▶ _INPUT DATA_:
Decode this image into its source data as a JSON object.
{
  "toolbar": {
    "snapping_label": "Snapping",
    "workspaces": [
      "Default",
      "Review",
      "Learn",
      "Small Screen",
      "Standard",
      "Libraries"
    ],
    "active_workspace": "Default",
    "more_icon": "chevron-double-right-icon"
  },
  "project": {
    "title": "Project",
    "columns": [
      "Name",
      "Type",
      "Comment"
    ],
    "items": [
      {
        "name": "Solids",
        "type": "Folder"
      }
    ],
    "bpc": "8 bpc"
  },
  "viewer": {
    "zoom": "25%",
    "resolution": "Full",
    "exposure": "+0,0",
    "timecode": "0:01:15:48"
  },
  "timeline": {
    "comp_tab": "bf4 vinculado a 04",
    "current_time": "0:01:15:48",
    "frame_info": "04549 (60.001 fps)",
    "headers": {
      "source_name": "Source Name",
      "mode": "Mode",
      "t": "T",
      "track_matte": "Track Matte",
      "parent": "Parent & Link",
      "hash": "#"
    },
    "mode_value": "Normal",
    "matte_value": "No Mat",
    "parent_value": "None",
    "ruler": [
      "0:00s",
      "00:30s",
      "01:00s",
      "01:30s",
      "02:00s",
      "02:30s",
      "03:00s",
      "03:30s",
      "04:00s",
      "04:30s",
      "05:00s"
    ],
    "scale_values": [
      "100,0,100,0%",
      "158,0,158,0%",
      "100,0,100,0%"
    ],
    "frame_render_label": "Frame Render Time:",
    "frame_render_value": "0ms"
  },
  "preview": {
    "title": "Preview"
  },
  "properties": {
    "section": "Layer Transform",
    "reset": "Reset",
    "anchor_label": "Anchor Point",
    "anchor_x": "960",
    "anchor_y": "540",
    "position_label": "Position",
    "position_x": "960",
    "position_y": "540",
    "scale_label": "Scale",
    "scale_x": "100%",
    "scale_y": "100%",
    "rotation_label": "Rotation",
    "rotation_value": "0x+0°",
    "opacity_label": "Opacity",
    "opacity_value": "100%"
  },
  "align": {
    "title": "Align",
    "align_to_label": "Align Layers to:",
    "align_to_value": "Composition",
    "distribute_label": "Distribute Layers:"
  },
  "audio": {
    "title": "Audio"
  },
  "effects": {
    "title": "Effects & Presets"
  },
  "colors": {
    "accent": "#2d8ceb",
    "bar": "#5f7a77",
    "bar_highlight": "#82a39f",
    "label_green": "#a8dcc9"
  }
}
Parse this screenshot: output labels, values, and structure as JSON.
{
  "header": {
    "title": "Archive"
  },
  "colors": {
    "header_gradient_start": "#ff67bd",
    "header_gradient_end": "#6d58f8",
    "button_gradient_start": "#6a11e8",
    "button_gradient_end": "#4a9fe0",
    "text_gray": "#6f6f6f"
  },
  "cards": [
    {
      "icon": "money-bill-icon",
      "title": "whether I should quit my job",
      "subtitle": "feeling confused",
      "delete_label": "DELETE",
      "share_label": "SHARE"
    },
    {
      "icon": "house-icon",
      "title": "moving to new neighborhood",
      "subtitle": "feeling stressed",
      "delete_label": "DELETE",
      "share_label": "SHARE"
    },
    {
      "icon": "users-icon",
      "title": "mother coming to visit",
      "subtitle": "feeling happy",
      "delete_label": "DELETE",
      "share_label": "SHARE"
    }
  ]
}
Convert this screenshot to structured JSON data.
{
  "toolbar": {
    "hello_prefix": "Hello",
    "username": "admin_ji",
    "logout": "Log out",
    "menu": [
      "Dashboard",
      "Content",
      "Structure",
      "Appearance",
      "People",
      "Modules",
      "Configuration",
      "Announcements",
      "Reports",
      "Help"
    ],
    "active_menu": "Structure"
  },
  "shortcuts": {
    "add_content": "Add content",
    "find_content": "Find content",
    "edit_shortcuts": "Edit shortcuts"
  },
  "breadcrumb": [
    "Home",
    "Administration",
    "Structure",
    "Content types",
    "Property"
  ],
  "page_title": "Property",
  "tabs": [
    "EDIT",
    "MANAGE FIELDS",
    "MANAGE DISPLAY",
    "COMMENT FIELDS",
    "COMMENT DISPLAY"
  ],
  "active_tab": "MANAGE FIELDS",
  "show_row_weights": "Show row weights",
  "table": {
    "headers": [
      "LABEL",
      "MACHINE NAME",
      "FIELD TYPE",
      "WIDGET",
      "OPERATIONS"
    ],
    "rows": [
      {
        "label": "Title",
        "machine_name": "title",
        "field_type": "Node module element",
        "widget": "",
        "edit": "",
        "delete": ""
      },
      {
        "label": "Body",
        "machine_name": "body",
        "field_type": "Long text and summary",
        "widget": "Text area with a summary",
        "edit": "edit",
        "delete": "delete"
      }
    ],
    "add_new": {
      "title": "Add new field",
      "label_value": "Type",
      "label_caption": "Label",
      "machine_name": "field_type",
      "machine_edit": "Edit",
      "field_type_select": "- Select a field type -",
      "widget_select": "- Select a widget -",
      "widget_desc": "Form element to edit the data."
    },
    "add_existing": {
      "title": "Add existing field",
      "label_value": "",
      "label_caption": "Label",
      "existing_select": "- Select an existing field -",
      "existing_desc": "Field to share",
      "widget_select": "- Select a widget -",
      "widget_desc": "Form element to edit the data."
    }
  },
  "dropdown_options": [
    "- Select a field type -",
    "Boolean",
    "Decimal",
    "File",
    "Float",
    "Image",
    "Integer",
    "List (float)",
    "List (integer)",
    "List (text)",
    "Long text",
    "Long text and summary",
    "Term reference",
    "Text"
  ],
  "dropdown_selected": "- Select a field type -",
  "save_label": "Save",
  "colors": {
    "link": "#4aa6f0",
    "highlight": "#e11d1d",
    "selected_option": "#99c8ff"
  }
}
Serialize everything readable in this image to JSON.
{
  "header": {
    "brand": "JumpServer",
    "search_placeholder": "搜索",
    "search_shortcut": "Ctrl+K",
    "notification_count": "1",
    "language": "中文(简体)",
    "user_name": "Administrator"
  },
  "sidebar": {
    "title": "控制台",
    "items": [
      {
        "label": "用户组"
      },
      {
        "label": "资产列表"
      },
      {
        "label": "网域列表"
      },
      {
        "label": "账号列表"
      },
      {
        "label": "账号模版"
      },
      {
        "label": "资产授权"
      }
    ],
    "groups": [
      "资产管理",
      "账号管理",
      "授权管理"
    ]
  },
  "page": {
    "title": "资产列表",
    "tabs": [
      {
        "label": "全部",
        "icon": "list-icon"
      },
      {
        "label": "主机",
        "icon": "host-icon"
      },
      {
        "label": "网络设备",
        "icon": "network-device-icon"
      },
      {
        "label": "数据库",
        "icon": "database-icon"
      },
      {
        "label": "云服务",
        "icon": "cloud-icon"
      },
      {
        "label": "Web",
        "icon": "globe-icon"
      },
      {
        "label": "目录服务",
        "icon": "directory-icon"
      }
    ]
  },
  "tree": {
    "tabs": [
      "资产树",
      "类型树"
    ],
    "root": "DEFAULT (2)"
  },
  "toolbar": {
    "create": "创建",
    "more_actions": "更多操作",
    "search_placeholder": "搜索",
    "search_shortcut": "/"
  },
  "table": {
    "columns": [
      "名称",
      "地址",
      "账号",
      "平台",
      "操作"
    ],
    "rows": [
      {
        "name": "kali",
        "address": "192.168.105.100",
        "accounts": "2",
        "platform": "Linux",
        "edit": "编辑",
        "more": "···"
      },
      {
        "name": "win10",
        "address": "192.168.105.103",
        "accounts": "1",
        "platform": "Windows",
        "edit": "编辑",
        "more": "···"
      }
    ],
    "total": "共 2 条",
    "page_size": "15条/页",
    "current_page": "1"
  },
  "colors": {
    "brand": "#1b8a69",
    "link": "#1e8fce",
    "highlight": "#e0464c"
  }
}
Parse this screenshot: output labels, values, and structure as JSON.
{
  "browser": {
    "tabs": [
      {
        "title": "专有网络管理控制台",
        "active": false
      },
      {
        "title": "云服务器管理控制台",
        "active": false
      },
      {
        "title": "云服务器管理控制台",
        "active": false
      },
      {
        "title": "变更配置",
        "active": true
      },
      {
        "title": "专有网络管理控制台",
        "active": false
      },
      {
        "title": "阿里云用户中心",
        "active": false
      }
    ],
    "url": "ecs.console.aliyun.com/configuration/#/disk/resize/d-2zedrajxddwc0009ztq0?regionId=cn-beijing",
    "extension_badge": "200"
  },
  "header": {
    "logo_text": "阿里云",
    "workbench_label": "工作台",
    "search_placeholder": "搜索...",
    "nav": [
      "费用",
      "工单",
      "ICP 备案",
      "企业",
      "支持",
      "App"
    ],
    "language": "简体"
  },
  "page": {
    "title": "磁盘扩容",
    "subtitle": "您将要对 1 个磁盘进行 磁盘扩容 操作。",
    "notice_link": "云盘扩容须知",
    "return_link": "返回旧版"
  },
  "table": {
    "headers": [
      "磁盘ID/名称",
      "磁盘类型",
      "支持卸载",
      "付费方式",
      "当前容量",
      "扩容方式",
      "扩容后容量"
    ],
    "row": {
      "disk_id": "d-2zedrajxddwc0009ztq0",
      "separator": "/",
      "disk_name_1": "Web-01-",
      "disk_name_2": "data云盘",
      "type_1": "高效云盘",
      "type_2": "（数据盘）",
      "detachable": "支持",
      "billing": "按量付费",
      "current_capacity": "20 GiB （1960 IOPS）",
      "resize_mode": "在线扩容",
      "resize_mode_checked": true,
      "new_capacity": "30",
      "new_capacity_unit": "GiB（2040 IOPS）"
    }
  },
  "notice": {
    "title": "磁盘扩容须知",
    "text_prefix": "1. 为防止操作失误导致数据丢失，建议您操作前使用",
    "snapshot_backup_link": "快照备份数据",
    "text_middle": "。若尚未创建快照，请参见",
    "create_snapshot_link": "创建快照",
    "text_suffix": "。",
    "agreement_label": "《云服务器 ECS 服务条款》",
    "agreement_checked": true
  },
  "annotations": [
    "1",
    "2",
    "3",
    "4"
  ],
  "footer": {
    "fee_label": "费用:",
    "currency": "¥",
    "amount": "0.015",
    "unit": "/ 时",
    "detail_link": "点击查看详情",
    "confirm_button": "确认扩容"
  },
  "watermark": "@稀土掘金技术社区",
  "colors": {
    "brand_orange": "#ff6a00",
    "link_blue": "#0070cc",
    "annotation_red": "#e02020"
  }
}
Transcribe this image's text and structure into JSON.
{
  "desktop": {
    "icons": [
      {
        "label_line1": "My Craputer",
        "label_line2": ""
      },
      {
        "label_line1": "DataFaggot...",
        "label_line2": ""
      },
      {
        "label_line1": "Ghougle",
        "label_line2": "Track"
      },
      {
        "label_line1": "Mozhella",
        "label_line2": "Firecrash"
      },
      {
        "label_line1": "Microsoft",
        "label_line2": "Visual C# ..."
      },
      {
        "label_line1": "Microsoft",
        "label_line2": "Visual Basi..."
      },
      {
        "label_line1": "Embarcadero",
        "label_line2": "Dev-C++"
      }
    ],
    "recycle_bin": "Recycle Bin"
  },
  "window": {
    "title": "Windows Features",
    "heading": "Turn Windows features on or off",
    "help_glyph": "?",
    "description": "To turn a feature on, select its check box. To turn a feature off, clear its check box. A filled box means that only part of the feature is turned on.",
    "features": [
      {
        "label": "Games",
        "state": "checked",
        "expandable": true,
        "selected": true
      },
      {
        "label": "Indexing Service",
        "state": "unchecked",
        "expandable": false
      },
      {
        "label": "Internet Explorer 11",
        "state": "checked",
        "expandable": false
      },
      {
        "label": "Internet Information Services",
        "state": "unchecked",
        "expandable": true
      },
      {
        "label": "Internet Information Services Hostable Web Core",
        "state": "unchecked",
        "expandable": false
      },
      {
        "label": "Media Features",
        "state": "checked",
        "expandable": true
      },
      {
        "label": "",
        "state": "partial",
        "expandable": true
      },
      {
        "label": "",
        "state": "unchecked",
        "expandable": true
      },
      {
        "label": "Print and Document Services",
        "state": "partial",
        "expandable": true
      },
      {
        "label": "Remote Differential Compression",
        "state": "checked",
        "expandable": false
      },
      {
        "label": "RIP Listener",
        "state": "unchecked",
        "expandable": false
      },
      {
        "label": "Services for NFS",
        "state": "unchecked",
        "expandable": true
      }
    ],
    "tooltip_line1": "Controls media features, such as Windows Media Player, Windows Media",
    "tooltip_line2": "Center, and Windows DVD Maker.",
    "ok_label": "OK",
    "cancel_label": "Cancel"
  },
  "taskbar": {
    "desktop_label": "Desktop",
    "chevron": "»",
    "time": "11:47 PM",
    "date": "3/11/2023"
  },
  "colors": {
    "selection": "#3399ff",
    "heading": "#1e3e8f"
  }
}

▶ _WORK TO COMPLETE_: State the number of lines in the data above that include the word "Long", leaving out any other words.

▶ _COMPLETED TASK_: 3